■You do have MG ■You aren’t on the right drugs or on the right doses ■You’re not taking your medications ■You haven’t been on them long enough ■Although you have MG, it isn’t the cause of your symptoms ■‘Weakness’ ≠ weakness ■Other diseases ■Side effects of medications ■Depression ■You have severe MG You’re not getting better - why?
■You do have MG ■Although you have MG, it isn’t the cause of your symptoms ■`Weakness’ ≠ weakness You’re not getting better
Where do you get information? ■Your neurologist ■Internet ■Not all information is accurate - some is downright dangerous ■Myasthenia gravis Ontario Chapter and its resources ■Tel: ■MG Coalition of Canada ■Tel: ■www.mgcc-ccmg.org ■Myasthenia Gravis Foundation of America (MGFA) ■Other patients
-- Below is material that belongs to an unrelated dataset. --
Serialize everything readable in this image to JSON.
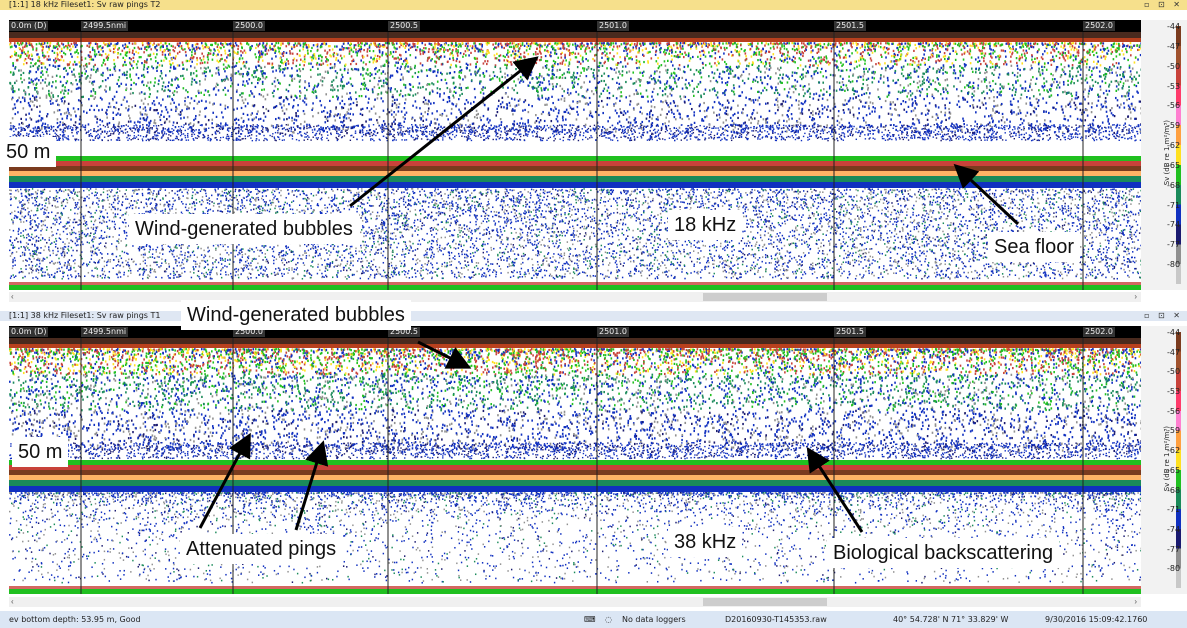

Other drugs and MG ■There are some drugs which MAY worsen the weakness in a patient with MG ■There are many different lists of these drugs. ■Some of the drugs on some of these lists should not be there ■Little evidence that they worsen weakness ■Use common sense ■If you don’t really need a drug - you shouldn’t be taking it anyway ■If you do really need a drug - try to use one that is not on the list ■If it’s on the list - it’s probably safe anyway but discuss it with your neurologist ■Less than 1 in 4 patients with MG will get worse with one of the ‘bad’ drugs ■Real risk is with drugs used for surgery when they may have very different effects in someone with MG ■Medical Alert bracelet - in case you can’t tell the doctor you have MG ■Make sure surgeon/other doctors know you have MG and that it can cause weakness which may be worsened by some drugs.
Future ■Drugs ■New drugs to suppress immune system ■More effective? ■As effective but fewer side effects ■Less expensive ■Have to take less often ■Surgery – thymectomy ■Does it work? ■On who? ■How should it be done?
Future ■Other types of treatments ■Anti-sense nucleotides - ‘Monarsen’ ■Long-acting inhibitor of acetylcholinesterase - same enzyme which Mestinon inhibits ■Israeli Company - Ester Neurosciences ■No Evidence that it works in humans ■? real benefit ■Vaccine ■Vaccinating against peptides (proteins) derived from acetylcholine receptor or T cell receptor could turn off or blunt immune response to this ■So far, no evidence that these approaches work in humans
■ Discovering different types of MG ■MG with antibodies against AChR vs MG with antibodies against MuSK ■Different characteristics ■Different treatment ■Other targets in other types of MG ■Other proteins (different from AChR and MuSK) at neuromuscular junction ■New mutations discovered in congenital myasthenic syndrome ■Not all MG immune mediated ■Different treatments - drugs which act on channels (pores) Future